A useful article on this blog in June 2018 outlined the principles underpinning progression, and in September an animation on progression was also published to explain the approach.
What is the difference between current teacher assessments and the proposals for assessment to support the new curriculum?
This is a move away from the current system where judgements are made on the overall attainment of a learner in a subject at a specific age through the allocation of a level on a ‘best fit’ basis. The new achievement outcomes for each progression step will not be used to make ‘best fit’ judgements. Instead, they will be used on an ongoing basis to help practitioners decide whether a learner is ‘on track’ with their learning progression.
The aim is to help practitioners gain a clear picture of a learner’s achievements, plan appropriately, identify and seek additional support if needed, and report back to parents. Formative assessment* will have priority under the new arrangements with the focus on ensuring that learners understand how they are progressing and what they need to do next.
The proposals make it clear that assessment is an integral part of learning and teaching and should not be conflated with external accountability and national monitoring activities.
Who has developed the assessment proposals?

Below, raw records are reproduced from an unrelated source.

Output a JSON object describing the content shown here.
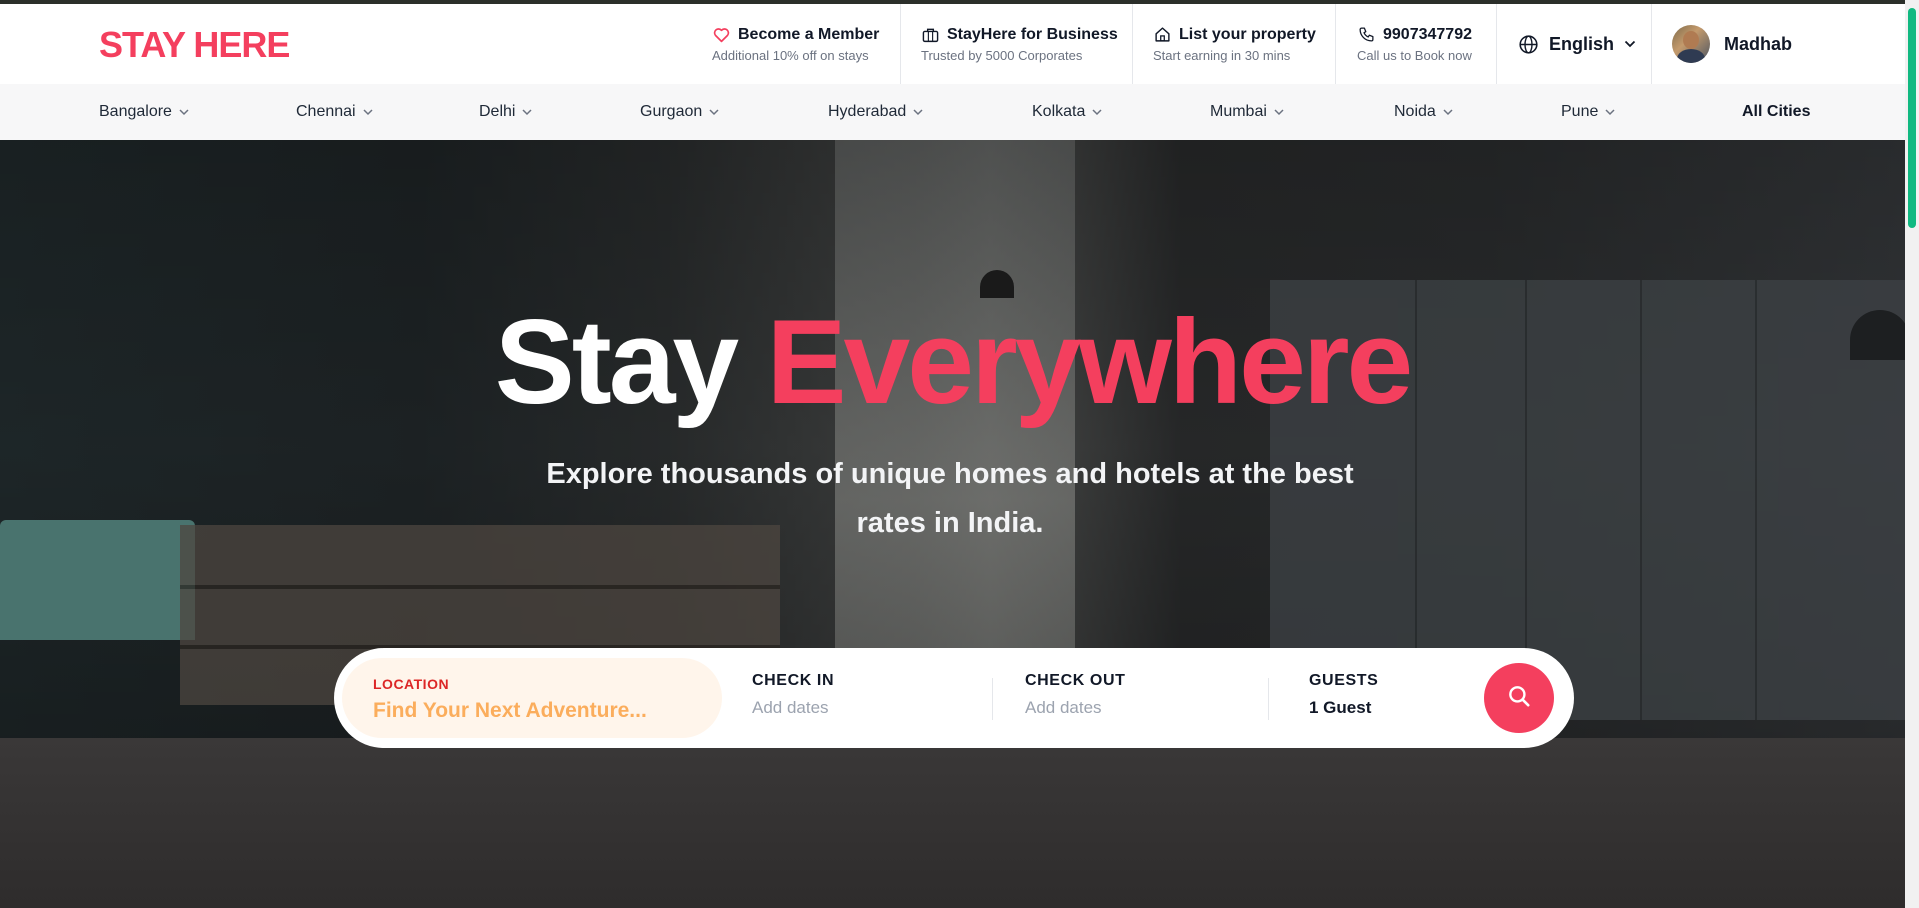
{
  "brand": {
    "logo": "STAY HERE",
    "accent": "#f43f5e"
  },
  "header": {
    "member": {
      "title": "Become a Member",
      "subtitle": "Additional 10% off on stays",
      "icon": "heart-icon"
    },
    "business": {
      "title": "StayHere for Business",
      "subtitle": "Trusted by 5000 Corporates",
      "icon": "briefcase-icon"
    },
    "property": {
      "title": "List your property",
      "subtitle": "Start earning in 30 mins",
      "icon": "home-icon"
    },
    "phone": {
      "title": "9907347792",
      "subtitle": "Call us to Book now",
      "icon": "phone-icon"
    },
    "language": {
      "label": "English",
      "icon": "globe-icon"
    },
    "user": {
      "name": "Madhab"
    }
  },
  "cities": {
    "items": [
      "Bangalore",
      "Chennai",
      "Delhi",
      "Gurgaon",
      "Hyderabad",
      "Kolkata",
      "Mumbai",
      "Noida",
      "Pune"
    ],
    "all_label": "All Cities"
  },
  "hero": {
    "title_white": "Stay",
    "title_accent": "Everywhere",
    "subtitle_line1": "Explore thousands of unique homes and hotels at the best",
    "subtitle_line2": "rates in India."
  },
  "search": {
    "location": {
      "label": "LOCATION",
      "placeholder": "Find Your Next Adventure..."
    },
    "checkin": {
      "label": "CHECK IN",
      "value": "Add dates"
    },
    "checkout": {
      "label": "CHECK OUT",
      "value": "Add dates"
    },
    "guests": {
      "label": "GUESTS",
      "value": "1 Guest"
    },
    "button_icon": "search-icon"
  }
}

An Assessment Working Group has been central to developing the new proposals. Members are from pioneer schools alongside representatives from Regional Consortia, Estyn and Qualifications Wales.
The group, drawing on advice from experts, has developed high-level principles to provide broad direction for assessment at a national level. In doing this, they have ensured flexibility for funded non-maintained settings and schools to plan assessment appropriately to support their curricula at a local level.
The proposals cover six key principles as outlined in the infographic below:
What happens after the assessment proposals are published on 30 April?
It opens an important period for engagement with practitioners, with feedback invited until 19 July. As part of the exercise you will be asked for your thoughts on the proposals themselves, how they can be refined, and the support you feel you will need to turn the high level principles into a reality.
The proposals, further evolved following feedback, will form the basis of statutory guidance which schools will have to have regard to when developing and undertaking assessment in the new curriculum. The guidance document will be published in January 2020.
*Formative assessment is mainly undertaken with learners during the learning process to explore how they are progressing and to identify achievements, as well as to identify areas where their learning may need to develop further. This information is then used by learners and practitioners to determine the next steps needed to improve their learning further and to inform practitioner planning.